I clearly remember, I had been on a lovely holiday back down south, got back to Nerrima in the middle of the day after four hour drive from Broome, (in October so up around 40 mark) and I had only been home quarter of an hour, and silence . . . the generator went off. Both the govie and myself spent the next three hours trying to get it going again, no-one was here . . . I was cursing dusty dry powerless Nerrima – just when you need a little air con comfort! I wanted to get in my car and leave again but thankfully got the generator going again and I soon discovered the beer fridge had remained cold and a couple rums went down very nicely! Things were looking up again! It’s the simply things you have such an appreciation for . . . i.e. power and alcohol!
Living on a station as a mum with three little ones is completely different to the days of being a care-free stationhand.

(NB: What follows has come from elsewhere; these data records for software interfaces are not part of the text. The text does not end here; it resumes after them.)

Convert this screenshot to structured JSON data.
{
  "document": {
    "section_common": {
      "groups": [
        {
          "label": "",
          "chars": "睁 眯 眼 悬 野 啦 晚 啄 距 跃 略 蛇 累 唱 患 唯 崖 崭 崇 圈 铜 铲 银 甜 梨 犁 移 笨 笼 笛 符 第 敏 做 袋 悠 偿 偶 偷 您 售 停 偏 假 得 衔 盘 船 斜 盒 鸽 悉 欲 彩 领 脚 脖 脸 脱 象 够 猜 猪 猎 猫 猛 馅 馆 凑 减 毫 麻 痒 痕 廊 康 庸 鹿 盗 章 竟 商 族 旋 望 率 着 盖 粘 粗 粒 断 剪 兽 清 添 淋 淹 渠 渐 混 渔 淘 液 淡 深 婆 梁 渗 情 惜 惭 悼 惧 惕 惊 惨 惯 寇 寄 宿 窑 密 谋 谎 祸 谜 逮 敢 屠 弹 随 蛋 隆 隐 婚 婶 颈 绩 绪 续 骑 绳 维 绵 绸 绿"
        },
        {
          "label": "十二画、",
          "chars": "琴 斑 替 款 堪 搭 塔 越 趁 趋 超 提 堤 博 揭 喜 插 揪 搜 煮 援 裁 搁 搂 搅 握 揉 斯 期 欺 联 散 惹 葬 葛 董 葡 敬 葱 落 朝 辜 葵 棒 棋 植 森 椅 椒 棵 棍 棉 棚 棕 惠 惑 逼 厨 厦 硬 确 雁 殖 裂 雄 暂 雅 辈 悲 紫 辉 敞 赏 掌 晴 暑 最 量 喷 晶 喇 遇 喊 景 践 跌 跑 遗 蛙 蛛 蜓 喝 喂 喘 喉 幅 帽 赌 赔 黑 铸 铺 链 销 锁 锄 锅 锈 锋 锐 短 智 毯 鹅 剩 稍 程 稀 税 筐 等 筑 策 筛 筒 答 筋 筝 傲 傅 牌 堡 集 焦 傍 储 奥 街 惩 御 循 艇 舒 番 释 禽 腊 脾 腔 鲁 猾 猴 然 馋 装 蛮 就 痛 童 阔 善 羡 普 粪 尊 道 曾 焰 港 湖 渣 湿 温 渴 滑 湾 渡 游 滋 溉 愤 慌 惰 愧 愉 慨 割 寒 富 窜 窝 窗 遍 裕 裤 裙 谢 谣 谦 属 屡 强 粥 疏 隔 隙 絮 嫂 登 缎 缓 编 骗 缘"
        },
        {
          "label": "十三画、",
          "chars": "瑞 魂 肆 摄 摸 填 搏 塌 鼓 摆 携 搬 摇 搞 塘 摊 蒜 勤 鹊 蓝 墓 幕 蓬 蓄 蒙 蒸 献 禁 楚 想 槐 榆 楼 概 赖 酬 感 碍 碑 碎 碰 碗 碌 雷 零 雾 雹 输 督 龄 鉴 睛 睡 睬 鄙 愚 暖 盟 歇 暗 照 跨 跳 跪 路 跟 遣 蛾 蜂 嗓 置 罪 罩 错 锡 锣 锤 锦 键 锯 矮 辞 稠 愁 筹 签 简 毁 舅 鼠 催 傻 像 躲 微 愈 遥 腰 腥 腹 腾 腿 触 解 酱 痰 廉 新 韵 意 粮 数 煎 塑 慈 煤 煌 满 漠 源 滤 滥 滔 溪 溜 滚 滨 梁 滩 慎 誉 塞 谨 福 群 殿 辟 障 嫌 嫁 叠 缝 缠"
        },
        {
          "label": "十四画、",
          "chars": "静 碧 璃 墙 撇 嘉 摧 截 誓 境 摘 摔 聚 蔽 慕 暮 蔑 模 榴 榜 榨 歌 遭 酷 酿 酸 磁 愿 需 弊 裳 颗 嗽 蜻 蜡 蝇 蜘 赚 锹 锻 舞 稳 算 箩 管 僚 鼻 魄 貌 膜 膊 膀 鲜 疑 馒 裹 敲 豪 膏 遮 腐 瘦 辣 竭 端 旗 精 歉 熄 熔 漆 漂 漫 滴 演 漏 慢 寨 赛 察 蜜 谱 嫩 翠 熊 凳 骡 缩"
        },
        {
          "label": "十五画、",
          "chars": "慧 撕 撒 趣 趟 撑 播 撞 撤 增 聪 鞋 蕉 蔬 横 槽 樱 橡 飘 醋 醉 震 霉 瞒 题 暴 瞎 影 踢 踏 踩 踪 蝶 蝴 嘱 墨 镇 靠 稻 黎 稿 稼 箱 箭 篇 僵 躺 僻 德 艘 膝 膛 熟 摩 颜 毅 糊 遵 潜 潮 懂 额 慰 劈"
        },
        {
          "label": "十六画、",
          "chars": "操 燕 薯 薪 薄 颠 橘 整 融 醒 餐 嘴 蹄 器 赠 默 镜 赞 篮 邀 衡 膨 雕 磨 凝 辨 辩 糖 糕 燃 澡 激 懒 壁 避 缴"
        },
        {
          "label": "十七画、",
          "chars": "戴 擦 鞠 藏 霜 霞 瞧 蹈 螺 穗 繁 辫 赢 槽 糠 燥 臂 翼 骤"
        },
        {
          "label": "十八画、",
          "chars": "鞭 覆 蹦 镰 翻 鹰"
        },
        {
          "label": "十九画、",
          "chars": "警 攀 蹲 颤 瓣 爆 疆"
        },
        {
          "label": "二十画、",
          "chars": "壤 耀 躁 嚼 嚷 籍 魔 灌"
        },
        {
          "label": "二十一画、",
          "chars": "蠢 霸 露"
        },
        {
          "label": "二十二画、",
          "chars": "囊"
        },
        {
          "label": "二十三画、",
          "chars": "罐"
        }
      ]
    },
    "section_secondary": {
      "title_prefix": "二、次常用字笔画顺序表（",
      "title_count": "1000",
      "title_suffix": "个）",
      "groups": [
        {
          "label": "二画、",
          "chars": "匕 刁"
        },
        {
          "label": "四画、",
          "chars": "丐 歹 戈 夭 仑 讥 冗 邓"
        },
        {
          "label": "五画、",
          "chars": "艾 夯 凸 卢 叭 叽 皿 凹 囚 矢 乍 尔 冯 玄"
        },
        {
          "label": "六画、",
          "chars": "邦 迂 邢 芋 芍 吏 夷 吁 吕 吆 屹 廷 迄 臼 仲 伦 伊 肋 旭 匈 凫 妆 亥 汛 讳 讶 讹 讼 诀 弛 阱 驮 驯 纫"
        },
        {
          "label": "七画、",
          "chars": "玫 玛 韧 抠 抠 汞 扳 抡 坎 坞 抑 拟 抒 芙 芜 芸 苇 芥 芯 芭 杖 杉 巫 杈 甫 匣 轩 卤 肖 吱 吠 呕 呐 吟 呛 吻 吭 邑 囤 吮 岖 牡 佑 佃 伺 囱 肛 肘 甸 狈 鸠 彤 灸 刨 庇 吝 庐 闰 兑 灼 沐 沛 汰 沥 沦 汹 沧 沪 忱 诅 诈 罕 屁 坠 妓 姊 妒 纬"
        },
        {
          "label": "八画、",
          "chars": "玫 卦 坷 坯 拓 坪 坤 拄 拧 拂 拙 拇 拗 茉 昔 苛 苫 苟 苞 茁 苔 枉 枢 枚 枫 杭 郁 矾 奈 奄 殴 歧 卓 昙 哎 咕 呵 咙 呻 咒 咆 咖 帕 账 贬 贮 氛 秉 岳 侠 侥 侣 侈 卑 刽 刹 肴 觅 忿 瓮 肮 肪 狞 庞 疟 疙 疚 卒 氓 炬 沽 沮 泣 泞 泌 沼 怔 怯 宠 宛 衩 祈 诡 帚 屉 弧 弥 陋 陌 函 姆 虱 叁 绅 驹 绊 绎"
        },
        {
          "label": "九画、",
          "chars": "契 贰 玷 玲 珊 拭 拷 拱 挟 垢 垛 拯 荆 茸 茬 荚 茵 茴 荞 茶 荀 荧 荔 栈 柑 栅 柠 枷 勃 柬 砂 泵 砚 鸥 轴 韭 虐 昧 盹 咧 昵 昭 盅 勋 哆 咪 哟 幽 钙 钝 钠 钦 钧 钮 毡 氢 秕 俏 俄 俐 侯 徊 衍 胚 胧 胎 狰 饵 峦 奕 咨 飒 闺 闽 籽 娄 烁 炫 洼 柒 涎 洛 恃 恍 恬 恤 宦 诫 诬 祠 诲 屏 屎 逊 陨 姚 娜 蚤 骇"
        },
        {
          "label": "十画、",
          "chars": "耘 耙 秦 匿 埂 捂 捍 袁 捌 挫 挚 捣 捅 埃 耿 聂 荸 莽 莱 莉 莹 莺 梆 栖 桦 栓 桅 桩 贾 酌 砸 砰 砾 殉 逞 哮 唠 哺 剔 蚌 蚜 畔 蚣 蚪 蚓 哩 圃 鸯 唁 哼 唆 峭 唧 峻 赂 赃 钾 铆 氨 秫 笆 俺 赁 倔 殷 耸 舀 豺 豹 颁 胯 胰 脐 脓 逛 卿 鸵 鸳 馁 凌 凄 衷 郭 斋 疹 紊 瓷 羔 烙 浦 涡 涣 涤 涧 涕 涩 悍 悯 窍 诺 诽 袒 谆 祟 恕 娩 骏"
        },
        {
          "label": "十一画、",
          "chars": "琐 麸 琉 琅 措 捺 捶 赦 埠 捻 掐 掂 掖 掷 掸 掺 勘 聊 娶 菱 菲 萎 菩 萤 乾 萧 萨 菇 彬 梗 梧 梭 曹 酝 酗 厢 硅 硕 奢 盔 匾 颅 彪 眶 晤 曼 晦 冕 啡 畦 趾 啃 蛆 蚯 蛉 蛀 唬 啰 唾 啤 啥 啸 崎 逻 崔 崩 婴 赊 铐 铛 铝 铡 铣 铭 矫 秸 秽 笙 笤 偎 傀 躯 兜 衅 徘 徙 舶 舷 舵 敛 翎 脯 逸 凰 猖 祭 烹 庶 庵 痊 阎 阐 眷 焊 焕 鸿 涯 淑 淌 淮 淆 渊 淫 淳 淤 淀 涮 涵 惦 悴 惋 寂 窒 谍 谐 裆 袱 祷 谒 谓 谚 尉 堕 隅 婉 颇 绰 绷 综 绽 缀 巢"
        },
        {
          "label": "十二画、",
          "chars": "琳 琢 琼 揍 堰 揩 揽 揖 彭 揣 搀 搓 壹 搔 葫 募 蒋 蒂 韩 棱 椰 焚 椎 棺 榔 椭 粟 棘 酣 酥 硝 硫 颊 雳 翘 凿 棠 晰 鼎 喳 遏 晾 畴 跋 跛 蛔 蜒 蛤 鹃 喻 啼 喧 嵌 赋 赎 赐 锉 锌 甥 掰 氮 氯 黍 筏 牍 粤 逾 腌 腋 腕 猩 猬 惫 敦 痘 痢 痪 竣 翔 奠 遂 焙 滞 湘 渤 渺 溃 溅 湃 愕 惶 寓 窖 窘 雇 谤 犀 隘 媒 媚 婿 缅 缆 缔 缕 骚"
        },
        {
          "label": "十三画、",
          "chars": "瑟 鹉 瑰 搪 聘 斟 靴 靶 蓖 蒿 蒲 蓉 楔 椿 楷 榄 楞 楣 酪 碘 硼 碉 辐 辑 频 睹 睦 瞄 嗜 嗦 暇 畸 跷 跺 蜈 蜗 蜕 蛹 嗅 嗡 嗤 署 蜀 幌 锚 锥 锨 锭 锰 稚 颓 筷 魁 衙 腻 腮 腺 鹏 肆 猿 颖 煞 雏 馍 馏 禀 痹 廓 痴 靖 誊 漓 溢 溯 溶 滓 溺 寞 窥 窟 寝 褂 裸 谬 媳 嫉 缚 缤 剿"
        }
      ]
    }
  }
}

Getting out of the house for more than three hours seemed like an achievement let alone getting on a horse. It is becoming easier now that the kids are getting older, my role here has incorporated doing things from home, i.e. office work/ordering anything required, food/parts, recruitment, but also fighting fires, cooking for staff, offering first aid to injured staff and trying to be of some help when vehicles, trucks, graders are bogged (knowing not to ask any questions on arrival!) It’s the simply things going mustering and or walking cattle away and seeing a mob of cows mother up with their calves is what is really rewarding . . .
Summing up, I love the fact that our three children can experience the freedom of the bush, it’s an environment that encourages them to be adventurous and curious, to learn about their surroundings and things such as life cycle of animals, how to look after them, the seasons, and just understanding where our water and food comes from! Combined with having their mates in town, breaks up the isolation of living with just adults. Having said that, we have been fortunate that living in this close environment, regardless of their age, our staff have been so good with our kids over the years and a positive influence (except you Baydo Adams!).